> **Required work**: Read through the material below and copy each line in which the word "magnifier" occurs.

BEGIN Entries provided

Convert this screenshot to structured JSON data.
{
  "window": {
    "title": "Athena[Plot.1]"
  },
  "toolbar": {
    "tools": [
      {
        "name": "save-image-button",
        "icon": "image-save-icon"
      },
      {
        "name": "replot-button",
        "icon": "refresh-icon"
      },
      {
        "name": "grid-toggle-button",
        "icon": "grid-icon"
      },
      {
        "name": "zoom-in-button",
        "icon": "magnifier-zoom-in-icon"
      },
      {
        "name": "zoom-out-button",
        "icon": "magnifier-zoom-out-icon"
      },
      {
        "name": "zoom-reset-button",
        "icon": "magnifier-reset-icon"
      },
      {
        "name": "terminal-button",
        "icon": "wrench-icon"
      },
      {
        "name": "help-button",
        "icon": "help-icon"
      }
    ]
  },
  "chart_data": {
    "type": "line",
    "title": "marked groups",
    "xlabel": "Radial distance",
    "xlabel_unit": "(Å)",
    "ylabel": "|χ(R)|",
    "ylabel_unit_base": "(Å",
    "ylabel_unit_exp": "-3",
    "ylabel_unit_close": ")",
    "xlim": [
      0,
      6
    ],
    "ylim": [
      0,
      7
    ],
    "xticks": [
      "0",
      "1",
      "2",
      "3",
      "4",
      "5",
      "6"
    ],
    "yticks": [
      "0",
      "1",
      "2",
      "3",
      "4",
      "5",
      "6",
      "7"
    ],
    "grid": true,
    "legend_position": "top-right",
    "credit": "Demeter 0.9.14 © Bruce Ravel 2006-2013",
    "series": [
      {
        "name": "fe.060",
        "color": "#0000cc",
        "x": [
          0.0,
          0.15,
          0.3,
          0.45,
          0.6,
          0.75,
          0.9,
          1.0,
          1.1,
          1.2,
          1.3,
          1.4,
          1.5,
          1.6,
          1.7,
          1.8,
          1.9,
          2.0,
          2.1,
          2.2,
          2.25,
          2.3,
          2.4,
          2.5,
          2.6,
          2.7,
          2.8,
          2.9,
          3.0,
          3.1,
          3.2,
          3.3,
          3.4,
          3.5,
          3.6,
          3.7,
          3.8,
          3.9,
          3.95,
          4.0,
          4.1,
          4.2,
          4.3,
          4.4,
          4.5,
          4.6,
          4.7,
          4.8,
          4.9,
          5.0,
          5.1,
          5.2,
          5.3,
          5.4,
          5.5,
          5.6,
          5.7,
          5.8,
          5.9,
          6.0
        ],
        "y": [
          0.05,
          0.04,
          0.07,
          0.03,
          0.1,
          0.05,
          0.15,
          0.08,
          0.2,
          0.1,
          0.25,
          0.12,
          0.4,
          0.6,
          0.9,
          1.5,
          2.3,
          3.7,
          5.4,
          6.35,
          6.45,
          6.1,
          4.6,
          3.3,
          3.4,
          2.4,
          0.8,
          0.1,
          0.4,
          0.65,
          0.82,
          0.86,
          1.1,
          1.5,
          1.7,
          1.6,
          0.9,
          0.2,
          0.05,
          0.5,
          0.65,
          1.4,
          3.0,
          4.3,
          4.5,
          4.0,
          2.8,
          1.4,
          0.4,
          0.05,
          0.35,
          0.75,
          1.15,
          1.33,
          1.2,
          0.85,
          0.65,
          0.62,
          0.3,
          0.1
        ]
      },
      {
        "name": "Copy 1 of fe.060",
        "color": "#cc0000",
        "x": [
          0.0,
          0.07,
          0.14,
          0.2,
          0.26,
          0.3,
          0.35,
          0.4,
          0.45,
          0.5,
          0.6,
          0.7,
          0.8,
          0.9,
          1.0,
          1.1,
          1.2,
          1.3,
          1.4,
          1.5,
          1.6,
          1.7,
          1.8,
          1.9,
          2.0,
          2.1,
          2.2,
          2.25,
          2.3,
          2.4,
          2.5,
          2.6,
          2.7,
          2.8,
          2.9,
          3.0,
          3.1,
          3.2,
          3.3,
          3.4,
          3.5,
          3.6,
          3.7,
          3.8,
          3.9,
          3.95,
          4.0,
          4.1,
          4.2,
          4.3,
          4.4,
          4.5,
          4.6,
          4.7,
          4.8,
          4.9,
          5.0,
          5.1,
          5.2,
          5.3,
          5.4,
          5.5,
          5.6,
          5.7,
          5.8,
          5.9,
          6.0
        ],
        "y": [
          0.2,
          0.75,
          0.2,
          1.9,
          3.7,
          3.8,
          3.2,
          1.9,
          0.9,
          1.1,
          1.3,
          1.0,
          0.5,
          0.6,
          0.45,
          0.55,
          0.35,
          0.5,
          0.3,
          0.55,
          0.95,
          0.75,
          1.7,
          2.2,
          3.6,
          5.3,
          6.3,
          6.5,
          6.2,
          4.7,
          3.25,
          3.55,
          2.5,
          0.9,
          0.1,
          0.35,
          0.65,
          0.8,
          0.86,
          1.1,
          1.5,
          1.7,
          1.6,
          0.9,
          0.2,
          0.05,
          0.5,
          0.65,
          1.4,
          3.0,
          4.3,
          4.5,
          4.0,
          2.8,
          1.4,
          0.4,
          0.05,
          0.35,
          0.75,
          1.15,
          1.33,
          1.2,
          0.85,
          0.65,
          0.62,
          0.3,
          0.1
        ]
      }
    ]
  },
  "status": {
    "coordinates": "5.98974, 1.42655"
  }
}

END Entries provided

> **Task response**:
        "icon": "magnifier-zoom-in-icon"
        "icon": "magnifier-zoom-out-icon"
        "icon": "magnifier-reset-icon"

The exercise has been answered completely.